|Cooperative Classification||Y10T428/31859, Y10T428/2927, Y10T428/1362, Y10T428/2935, Y10T428/2915, Y10T428/25, Y10T428/2973, Y10T428/27, B32B5/24, Y10T428/2978, Y10T428/254, Y10T428/2982, Y10T428/2975, Y10S210/924|
|Aug 31, 1994||AS||Assignment|
Owner name: U.S. GOVERNMENT AS REPRESENTED BY THE ADMINISTRATO
Free format text: ASSIGNMENT OF ASSIGNORS INTEREST;ASSIGNOR:DAVIS, DENNIS D.;REEL/FRAME:007134/0821
Effective date: 19940831

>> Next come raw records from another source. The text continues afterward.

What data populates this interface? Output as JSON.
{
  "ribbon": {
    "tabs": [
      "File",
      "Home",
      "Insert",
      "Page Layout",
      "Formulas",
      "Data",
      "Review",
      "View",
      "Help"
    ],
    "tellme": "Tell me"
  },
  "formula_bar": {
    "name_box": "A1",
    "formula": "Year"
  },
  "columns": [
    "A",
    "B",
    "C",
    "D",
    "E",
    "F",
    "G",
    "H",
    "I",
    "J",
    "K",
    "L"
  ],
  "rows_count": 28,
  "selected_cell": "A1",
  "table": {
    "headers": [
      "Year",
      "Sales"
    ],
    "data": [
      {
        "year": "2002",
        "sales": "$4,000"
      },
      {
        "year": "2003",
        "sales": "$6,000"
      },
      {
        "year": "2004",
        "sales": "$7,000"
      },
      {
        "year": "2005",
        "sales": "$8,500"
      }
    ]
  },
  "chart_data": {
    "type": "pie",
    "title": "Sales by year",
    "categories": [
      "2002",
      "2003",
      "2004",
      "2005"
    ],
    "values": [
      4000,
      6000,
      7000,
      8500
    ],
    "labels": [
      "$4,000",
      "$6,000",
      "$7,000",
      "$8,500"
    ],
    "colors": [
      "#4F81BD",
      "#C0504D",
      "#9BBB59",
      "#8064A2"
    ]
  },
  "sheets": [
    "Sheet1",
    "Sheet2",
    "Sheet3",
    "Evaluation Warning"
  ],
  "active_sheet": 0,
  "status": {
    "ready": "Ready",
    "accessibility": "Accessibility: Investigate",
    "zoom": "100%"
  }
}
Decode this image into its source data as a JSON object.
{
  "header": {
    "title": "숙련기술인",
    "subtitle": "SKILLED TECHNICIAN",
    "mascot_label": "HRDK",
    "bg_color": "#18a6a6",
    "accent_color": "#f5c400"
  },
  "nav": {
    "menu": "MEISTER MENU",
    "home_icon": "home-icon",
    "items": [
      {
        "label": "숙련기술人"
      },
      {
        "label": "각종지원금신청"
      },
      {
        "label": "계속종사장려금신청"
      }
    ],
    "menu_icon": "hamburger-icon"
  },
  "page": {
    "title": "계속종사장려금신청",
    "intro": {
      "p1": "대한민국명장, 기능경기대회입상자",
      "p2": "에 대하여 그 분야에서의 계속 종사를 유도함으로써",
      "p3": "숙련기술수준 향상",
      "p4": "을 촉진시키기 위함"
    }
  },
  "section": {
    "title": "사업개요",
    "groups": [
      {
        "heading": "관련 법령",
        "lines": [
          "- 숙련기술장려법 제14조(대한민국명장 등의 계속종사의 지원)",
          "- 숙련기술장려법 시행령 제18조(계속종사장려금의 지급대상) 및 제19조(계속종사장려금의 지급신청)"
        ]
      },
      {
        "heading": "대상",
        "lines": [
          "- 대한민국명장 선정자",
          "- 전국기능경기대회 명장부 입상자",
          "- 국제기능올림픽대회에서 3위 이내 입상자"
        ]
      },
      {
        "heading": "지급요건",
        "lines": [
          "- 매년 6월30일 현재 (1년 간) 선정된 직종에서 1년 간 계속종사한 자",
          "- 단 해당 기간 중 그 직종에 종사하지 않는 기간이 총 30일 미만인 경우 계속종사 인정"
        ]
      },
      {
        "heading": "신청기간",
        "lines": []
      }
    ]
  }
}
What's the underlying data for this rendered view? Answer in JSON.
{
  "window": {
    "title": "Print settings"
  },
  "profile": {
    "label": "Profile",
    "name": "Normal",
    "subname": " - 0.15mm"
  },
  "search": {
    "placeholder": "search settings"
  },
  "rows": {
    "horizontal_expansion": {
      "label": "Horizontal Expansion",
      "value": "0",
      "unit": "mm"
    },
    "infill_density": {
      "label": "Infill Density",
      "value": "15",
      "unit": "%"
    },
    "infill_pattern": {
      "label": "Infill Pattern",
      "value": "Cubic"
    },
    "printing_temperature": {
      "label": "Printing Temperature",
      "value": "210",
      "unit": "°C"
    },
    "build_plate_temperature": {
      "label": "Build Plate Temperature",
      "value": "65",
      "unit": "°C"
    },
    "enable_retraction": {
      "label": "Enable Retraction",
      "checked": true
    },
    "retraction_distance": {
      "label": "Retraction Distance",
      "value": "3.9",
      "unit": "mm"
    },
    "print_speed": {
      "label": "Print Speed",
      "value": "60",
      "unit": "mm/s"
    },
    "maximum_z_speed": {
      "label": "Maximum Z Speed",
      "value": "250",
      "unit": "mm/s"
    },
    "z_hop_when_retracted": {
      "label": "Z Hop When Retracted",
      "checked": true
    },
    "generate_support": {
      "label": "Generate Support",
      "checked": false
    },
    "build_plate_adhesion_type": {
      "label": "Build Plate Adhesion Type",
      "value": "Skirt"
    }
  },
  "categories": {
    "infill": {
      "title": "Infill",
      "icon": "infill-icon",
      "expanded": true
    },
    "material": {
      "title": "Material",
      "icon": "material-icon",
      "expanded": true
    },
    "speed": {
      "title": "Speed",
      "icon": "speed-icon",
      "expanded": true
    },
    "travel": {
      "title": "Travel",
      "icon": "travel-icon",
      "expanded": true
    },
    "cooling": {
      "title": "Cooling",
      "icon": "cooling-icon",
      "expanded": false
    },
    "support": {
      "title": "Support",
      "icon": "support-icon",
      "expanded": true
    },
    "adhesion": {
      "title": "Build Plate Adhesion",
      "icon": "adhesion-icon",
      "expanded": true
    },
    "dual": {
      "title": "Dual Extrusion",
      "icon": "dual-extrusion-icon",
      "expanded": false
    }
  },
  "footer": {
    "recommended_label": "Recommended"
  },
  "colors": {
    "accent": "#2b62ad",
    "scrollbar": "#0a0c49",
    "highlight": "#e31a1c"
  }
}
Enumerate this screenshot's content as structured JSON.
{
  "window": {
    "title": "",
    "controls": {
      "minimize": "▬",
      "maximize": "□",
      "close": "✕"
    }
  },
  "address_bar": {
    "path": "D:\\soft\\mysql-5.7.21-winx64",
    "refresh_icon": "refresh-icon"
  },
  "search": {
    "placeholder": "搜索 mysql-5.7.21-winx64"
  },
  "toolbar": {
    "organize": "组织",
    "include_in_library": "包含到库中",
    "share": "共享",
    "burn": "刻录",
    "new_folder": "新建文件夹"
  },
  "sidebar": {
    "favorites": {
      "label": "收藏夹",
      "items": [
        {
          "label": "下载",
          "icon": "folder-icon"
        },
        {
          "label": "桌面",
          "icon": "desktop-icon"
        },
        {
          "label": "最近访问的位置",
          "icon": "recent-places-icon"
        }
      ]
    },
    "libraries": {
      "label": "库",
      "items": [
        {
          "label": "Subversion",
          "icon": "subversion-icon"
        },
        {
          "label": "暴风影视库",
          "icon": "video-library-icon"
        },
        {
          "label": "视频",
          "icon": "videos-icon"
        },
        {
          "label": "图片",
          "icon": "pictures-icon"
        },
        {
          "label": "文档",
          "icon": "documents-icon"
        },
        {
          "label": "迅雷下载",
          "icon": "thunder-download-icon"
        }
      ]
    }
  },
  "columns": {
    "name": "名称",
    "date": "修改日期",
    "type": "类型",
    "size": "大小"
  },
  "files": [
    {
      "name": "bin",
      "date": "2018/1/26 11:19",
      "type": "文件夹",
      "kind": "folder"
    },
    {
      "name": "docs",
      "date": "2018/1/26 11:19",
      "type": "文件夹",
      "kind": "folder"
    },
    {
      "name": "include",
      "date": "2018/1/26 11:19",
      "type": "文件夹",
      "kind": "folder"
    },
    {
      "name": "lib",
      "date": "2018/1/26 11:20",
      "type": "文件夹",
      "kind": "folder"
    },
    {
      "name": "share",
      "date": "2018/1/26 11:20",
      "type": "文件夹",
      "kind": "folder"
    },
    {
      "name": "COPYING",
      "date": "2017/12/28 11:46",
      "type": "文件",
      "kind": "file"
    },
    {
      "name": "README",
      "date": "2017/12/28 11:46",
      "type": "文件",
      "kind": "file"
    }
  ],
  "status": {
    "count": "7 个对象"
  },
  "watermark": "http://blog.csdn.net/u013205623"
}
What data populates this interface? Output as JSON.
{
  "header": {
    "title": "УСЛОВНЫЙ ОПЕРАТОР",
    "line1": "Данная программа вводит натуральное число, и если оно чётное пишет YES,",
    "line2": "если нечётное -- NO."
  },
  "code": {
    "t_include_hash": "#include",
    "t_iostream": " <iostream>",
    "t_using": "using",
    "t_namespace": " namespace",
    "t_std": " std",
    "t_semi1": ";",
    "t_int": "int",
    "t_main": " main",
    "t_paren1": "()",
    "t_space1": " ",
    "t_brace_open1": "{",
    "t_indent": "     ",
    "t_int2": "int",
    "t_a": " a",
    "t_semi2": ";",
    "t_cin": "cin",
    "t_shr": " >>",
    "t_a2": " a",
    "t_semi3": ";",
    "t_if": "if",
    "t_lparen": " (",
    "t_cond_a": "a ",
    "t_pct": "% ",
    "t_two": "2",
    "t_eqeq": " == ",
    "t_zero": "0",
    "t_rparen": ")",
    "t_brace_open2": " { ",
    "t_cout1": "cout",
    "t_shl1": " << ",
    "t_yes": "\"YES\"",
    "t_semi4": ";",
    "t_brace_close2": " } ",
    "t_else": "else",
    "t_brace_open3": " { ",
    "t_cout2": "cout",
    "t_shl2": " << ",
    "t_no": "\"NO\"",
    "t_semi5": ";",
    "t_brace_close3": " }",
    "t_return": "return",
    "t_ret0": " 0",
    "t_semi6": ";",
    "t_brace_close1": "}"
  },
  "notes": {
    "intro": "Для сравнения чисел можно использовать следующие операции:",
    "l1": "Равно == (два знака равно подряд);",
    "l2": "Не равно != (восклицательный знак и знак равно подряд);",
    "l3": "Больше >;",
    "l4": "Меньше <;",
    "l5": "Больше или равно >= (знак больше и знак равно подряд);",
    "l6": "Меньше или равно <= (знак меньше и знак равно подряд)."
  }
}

|Jun 10, 1997||CC||Certificate of correction|
|Feb 7, 2000||FPAY||Fee payment|
Year of fee payment: 4
|Dec 3, 2003||FPAY||Fee payment|
Year of fee payment: 8
|Jan 25, 2008||FPAY||Fee payment|
Year of fee payment: 12